**Work instruction**
For each line in the data that includes "range", make a copy.

[Source data]
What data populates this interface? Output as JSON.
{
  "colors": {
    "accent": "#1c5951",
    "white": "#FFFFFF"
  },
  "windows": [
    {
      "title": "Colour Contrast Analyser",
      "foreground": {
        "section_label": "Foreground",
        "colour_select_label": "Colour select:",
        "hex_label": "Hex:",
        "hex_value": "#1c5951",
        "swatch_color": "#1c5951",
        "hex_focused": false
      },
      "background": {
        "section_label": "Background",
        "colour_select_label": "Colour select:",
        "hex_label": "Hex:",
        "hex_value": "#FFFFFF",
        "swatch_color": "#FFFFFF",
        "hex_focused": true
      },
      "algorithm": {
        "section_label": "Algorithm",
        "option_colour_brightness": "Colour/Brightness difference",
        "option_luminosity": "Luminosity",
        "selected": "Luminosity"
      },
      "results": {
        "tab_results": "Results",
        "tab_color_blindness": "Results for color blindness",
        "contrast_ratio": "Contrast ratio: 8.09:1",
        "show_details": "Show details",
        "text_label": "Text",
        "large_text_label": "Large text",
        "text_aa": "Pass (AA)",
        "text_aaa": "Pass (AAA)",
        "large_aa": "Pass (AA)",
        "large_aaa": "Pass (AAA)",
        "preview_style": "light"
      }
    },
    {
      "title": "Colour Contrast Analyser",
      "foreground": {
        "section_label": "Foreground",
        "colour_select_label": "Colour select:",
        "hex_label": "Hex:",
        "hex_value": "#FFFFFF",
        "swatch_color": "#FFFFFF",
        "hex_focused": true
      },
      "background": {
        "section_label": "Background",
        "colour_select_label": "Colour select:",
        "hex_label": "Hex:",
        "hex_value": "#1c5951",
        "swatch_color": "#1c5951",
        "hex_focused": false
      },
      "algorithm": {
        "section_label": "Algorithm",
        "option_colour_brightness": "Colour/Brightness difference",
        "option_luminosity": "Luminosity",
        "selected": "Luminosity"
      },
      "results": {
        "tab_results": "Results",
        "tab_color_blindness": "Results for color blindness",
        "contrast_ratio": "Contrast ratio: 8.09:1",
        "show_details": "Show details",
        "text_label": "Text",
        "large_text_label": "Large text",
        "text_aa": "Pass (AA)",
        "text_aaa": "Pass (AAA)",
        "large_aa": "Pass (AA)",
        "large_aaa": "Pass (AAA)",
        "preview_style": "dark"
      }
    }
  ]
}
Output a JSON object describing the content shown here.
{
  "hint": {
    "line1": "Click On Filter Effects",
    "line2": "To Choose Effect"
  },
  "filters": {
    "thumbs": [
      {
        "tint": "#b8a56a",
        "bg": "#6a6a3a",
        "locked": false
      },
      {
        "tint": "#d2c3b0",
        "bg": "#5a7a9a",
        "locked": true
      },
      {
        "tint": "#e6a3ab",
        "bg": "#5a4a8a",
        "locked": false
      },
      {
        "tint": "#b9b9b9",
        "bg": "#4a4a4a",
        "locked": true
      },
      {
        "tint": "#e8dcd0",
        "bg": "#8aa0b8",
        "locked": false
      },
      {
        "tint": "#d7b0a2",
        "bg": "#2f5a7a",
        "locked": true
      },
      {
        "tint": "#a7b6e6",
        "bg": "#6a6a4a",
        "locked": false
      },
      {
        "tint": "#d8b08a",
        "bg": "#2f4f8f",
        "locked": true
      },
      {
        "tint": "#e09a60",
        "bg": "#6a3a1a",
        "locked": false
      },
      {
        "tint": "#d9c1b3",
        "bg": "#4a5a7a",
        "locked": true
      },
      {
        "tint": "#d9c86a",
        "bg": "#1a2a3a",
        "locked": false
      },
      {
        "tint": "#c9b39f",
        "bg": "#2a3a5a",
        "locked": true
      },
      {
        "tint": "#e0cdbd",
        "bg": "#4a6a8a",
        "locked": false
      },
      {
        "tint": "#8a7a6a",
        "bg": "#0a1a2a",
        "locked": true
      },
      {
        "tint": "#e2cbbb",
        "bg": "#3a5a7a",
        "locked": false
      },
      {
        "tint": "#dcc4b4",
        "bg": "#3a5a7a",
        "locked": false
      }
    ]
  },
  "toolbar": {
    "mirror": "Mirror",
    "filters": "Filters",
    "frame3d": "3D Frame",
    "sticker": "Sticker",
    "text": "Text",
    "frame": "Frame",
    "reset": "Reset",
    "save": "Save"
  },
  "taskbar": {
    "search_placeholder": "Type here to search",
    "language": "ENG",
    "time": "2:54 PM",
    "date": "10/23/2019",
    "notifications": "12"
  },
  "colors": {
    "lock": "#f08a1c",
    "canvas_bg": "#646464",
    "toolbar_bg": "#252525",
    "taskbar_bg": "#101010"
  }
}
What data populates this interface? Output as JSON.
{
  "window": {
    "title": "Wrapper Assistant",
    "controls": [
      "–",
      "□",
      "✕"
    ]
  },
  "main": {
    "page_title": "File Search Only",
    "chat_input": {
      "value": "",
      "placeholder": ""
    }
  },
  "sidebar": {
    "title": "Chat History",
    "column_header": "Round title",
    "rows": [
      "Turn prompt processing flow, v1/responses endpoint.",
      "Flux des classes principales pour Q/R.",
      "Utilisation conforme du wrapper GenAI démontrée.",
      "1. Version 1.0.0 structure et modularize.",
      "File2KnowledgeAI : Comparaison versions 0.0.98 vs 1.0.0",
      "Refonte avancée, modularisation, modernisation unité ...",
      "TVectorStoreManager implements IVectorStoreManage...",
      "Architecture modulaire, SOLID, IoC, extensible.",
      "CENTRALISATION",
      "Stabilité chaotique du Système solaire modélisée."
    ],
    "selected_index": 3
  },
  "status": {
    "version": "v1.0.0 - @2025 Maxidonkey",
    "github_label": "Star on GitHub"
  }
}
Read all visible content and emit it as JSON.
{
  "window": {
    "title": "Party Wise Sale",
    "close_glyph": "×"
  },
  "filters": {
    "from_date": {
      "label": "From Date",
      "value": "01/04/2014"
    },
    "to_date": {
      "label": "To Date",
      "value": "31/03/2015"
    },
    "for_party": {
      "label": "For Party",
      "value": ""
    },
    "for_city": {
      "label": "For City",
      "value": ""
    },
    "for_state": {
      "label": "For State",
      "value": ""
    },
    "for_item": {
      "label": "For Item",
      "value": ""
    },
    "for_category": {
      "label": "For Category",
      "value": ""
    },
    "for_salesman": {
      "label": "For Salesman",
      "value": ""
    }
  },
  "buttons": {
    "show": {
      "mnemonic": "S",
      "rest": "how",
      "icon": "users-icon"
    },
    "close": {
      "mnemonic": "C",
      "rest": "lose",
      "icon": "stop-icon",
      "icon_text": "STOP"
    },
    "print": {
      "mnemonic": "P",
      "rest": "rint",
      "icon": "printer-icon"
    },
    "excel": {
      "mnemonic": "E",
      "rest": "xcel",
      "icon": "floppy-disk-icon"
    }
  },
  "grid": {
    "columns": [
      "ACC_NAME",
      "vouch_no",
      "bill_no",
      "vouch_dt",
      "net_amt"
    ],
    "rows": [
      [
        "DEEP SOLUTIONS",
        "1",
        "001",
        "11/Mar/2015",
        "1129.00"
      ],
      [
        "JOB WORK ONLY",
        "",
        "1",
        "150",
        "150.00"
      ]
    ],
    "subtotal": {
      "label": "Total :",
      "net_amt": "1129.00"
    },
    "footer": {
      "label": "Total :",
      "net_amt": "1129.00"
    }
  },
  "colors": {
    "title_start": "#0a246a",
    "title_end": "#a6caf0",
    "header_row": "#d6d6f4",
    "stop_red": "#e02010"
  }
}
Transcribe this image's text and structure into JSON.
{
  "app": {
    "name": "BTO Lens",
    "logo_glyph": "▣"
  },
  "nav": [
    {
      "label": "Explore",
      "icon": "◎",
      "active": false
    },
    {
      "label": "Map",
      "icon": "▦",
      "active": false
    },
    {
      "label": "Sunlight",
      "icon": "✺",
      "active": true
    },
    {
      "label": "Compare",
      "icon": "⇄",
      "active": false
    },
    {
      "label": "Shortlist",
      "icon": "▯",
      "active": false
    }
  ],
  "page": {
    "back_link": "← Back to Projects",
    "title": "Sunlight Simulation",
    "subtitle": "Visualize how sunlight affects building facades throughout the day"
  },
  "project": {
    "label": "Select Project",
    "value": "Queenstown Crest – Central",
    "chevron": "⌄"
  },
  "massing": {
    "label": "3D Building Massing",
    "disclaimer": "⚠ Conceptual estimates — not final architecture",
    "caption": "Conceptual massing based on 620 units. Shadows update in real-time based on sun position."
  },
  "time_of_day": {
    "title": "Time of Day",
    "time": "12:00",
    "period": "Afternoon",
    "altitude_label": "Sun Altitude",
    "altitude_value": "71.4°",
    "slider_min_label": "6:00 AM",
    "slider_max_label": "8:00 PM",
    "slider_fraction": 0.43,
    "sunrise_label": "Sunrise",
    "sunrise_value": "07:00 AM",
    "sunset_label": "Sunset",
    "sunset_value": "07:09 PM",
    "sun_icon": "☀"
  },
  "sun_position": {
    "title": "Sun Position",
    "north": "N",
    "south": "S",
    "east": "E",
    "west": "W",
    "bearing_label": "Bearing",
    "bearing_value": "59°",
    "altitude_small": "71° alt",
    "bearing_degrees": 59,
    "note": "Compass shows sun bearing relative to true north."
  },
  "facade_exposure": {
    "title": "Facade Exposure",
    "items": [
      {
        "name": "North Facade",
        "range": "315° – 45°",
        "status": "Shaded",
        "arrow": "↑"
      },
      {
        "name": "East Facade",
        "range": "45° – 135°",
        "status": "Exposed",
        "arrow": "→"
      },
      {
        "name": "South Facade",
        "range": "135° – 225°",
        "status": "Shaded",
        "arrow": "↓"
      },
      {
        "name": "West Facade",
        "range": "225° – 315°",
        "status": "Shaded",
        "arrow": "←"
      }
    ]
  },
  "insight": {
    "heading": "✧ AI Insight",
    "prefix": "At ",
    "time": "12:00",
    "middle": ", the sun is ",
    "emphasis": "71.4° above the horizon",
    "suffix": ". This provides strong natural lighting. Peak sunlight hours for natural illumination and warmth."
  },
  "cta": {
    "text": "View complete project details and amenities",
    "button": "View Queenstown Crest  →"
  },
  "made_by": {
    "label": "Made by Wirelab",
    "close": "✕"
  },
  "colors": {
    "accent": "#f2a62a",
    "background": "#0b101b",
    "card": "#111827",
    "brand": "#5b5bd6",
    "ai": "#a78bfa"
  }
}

**Solution to this problem**
        "range": "315° – 45°",
        "range": "45° – 135°",
        "range": "135° – 225°",
        "range": "225° – 315°",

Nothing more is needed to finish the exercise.